How can I donate a kidney?
There are two types of kidney donation. You may be able to donate a kidney while you are still alive. You may also choose to be an organ donor after you pass away. If you know you want to be an organ donor after you pass away, the best way to make sure your wishes are honored is to register as an organ donor. This is something you can do online. You can also make sure your driver’s license shows that you would like to be an organ donor and you should tell your family members that you would like to be an organ donor when you pass away.
How can I donate a kidney while I am alive?
If you have two healthy kidneys, you may be able to donate one of your kidneys to save someone else’s life. Both you and the recipient of your kidney (the person who got your kidney) can live with just one healthy kidney.
If you are interested in giving a kidney to someone you know, the first step is to contact the transplant center where that person is registered. You will need to have an evaluation at the transplant center to make sure that you are a good match for the recipient and that you are healthy enough to donate. If you are a match, healthy, and willing to donate, you and the recipient can schedule the transplant at a time that works for both of you. If you are not a match for the person you know, but are still willing to donate your kidney so that the recipient you know can receive a kidney that is a match, paired donation may be an option for you. Learn more about paired donation.
Another way to donate a kidney while you are still alive is to register as a living kidney donor who will give a kidney to someone you do not necessarily know. This is called living non-directed donation. If you register as a living non-directed donor, you might be asked to donate a kidney when you are a match for someone who is waiting for a kidney in your area.

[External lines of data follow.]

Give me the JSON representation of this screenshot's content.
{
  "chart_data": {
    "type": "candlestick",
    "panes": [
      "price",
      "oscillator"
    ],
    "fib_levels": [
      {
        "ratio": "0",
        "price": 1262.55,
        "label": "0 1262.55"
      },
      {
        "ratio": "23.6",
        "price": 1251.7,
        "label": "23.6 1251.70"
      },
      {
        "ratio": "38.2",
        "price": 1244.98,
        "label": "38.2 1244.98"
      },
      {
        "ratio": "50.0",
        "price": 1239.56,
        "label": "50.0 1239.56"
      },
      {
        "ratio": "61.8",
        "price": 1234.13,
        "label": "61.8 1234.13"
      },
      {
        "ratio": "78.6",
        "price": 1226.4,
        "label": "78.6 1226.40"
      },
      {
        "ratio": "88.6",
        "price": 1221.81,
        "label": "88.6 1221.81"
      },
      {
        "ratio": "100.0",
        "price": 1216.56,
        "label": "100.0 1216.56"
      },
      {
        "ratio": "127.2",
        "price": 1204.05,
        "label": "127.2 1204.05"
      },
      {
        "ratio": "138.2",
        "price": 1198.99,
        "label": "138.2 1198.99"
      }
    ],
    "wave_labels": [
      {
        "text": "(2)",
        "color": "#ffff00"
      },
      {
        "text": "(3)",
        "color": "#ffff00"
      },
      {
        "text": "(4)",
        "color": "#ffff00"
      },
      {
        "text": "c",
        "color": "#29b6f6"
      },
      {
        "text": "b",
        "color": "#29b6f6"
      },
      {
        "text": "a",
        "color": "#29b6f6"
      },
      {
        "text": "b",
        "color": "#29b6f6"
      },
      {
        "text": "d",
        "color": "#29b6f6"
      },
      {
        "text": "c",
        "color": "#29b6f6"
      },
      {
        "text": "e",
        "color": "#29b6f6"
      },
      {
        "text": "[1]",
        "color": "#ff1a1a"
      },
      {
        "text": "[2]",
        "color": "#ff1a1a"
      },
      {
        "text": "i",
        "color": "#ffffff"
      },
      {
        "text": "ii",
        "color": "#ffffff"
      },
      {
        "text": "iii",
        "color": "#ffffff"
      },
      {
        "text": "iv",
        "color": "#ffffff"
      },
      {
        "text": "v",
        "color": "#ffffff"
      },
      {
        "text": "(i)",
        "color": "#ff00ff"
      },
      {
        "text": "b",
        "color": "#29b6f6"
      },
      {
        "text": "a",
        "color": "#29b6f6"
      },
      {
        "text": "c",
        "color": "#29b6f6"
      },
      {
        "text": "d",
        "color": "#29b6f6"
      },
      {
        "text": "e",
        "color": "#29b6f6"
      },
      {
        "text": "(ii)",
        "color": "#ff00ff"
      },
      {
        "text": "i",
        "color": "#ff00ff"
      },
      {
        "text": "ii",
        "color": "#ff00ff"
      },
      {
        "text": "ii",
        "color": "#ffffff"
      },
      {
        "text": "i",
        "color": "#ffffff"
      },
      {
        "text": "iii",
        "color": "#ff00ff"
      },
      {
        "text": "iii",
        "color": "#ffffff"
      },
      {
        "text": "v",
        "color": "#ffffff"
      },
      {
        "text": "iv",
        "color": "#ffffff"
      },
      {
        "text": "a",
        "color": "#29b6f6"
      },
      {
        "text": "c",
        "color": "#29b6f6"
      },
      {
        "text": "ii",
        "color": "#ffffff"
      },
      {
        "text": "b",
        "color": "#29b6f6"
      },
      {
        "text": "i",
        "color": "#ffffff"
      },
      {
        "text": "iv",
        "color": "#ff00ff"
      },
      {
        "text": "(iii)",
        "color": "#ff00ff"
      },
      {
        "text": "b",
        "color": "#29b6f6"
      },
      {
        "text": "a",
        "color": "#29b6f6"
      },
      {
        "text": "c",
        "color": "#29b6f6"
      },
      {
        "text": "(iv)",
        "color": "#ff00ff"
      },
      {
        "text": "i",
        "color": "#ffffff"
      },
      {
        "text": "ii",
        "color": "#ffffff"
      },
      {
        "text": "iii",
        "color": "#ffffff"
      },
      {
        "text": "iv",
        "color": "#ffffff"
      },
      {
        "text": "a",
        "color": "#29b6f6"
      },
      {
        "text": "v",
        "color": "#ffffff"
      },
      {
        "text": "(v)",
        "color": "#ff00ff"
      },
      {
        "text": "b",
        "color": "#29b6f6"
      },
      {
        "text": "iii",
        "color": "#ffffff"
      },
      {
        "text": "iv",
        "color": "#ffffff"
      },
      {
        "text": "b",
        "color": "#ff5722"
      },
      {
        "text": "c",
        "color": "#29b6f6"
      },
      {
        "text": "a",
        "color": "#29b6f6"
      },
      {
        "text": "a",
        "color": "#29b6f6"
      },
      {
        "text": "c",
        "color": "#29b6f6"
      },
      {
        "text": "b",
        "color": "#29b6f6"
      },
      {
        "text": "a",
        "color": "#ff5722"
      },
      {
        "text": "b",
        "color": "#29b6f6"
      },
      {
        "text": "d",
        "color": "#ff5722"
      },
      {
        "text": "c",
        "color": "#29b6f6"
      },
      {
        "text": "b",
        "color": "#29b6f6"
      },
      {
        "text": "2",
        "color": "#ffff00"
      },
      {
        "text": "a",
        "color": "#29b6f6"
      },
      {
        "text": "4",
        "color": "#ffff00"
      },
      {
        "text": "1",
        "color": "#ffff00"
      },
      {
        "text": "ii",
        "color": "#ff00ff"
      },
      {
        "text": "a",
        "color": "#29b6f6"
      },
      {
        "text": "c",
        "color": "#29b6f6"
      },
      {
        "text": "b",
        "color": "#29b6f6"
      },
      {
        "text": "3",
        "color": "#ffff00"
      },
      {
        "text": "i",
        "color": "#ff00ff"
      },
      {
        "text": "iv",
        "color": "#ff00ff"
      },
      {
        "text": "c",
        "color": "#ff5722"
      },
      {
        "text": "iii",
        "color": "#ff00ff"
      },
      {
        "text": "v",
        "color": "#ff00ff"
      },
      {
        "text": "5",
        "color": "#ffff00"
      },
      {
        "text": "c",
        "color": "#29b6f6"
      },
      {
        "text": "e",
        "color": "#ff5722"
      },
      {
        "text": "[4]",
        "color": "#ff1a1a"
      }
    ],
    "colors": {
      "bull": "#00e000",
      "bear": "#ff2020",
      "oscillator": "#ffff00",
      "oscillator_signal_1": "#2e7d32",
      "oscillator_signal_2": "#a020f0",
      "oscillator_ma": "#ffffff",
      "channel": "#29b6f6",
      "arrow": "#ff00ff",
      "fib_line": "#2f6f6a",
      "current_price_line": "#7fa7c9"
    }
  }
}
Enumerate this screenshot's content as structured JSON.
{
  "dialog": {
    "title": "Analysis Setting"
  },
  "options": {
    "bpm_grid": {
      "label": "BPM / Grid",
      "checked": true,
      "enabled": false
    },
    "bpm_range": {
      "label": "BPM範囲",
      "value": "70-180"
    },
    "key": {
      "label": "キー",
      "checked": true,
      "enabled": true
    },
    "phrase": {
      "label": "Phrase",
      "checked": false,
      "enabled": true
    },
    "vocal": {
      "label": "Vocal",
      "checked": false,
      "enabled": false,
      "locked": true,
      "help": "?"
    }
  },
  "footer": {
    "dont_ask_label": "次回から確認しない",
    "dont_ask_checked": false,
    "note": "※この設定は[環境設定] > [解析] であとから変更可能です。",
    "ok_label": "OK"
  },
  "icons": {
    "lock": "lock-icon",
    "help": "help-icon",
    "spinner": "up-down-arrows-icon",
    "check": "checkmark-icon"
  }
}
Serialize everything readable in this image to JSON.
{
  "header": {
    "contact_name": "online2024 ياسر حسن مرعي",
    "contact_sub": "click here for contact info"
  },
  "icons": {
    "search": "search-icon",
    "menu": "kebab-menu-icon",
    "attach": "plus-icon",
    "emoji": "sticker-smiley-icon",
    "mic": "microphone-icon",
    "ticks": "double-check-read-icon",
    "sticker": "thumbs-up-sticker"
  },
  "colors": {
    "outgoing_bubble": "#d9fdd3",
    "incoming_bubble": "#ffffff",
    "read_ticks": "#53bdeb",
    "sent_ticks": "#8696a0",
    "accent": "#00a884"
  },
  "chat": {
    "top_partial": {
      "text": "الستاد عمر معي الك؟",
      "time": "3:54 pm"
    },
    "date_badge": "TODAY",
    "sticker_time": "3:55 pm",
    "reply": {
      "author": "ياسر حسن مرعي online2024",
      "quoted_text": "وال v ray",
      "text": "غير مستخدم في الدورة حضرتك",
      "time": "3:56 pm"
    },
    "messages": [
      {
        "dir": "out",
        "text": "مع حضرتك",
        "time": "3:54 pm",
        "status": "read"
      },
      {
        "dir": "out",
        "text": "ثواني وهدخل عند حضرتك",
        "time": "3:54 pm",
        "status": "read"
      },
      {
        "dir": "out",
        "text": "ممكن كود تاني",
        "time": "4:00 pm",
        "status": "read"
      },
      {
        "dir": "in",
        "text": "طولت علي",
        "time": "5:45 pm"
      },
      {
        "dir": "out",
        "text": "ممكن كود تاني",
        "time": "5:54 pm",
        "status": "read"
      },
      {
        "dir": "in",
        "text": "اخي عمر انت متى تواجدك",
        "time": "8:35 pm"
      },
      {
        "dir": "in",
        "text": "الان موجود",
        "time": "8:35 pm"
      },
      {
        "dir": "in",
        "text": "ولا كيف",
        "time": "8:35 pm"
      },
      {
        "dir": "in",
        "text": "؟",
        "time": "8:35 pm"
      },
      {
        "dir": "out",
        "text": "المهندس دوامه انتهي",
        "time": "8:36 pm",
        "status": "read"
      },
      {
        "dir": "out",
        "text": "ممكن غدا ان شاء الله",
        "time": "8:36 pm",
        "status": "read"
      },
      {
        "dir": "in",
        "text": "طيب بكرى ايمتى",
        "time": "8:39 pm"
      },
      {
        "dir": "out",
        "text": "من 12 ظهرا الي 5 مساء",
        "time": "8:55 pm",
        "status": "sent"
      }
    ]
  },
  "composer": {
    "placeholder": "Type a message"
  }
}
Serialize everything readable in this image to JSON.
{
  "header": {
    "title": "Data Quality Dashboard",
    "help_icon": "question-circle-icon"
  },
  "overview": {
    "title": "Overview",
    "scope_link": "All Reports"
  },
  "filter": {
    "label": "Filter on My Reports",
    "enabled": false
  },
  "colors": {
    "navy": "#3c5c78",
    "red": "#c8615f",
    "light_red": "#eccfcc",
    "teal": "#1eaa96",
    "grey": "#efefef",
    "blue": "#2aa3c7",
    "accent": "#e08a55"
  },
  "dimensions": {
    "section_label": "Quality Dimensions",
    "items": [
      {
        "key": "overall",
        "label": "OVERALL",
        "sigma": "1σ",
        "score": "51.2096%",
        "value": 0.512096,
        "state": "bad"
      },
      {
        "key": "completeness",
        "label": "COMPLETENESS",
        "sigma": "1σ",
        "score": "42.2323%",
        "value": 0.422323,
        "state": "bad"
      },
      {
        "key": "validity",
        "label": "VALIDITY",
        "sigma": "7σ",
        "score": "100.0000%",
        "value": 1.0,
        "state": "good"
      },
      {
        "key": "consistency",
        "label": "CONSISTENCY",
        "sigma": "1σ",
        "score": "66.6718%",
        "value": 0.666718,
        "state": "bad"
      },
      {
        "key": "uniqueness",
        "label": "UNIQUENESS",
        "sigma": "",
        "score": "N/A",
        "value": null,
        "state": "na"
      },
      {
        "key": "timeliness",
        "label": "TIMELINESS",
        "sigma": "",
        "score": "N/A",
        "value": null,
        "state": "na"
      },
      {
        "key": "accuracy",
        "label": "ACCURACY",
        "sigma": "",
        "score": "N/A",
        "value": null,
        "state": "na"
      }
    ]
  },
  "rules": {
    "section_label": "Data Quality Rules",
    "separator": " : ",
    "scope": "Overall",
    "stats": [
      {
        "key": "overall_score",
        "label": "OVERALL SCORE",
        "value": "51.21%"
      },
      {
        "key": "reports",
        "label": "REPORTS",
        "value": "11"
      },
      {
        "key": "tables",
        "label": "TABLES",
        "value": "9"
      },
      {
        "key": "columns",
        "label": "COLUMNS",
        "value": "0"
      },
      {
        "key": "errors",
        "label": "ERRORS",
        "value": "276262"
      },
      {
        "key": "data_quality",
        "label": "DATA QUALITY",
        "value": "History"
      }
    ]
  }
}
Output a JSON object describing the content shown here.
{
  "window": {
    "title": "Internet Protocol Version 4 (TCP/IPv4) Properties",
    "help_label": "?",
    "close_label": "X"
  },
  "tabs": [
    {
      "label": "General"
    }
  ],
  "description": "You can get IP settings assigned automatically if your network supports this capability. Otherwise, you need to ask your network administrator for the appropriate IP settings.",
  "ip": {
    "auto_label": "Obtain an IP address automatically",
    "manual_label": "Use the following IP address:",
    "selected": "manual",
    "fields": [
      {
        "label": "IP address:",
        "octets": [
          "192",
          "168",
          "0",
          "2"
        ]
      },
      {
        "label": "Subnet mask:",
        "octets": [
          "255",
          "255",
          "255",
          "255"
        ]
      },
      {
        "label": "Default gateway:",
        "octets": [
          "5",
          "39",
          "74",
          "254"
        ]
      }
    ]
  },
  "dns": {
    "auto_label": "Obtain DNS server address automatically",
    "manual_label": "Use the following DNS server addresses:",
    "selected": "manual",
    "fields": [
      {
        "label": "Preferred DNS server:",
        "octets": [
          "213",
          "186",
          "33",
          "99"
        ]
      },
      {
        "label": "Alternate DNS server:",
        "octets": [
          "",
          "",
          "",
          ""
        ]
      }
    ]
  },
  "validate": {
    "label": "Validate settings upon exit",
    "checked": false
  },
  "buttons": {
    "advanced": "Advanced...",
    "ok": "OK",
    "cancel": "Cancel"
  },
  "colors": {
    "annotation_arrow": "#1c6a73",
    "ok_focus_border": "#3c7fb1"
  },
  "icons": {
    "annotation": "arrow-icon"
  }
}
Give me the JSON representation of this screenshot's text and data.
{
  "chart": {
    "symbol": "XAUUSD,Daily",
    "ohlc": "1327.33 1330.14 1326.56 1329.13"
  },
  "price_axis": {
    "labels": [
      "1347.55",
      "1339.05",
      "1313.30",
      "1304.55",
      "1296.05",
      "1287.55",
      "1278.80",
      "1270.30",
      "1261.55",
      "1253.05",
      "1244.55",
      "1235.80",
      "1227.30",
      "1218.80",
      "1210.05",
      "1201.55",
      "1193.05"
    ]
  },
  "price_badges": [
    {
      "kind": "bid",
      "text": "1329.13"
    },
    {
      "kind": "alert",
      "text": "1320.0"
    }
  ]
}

You will never be forced to donate; if you are called to donate, you may decide at that point if you are ready and willing. If you decide you want to register as a living non-directed donor, the first step is to contact transplant centers to talk about this option.
You can find a list of U.S. hospitals that perform kidney transplants here.
Learn more about living organ donation here.
How can I donate my kidneys after I die?
We usually do not expect to die until we reach old age. But sometimes the unexpected happens--a car accident, a heart attack, a stroke. You can decide now that you want to save others’ lives if, after doctors have tried everything to save you, your life cannot be saved. Your organs and tissues will only be donated if there is no chance of saving your life.
By registering as an organ and/or tissue donor, you are giving permission for your organs and/or tissues (such as skin and bones) to be given to people who need them. The organs from one person can save up to eight people, and the tissue from one person can help more than 50 people! You may give permission for some organs or tissues to be used and not others. You may also say that you only want your organs or tissues to be used for one purpose and not others. For example, you may decide that you only want to donate your kidneys and no other organs, and you only want them to be used for organ transplants, not for any other purposes.
If you are considering donating your organs in the event of your death, talk about your wishes with your loved ones. You may also talk about your questions and concerns with your doctor. If you decide you do want to be an organ donor, the best way to make sure that your wishes are honored is to register in your state.
Click here to read answers to frequently asked questions about organ donation.
Click here to register in your state.
Minority kidney donation
For a kidney transplant to be successful, the donor kidney must be a good match for the recipient’s body. A person of one race or ethnicity can get a matching kidney from a person of a different race or ethnicity, but matching kidneys are most often found in donors who are of the same race or ethnicity as the recipient. Because there are more non-Hispanic white people in the U.S. than people of any other race/ethnicity, most of the registered organ donors are also non-Hispanic white. But kidney failure happens more often among minorities than it does among non-Hispanic white people. There are not enough minority organ donors to meet the needs of all of the African-American, Asian American, Pacific Islander and Hispanic/Latino people who are waiting for kidney transplants.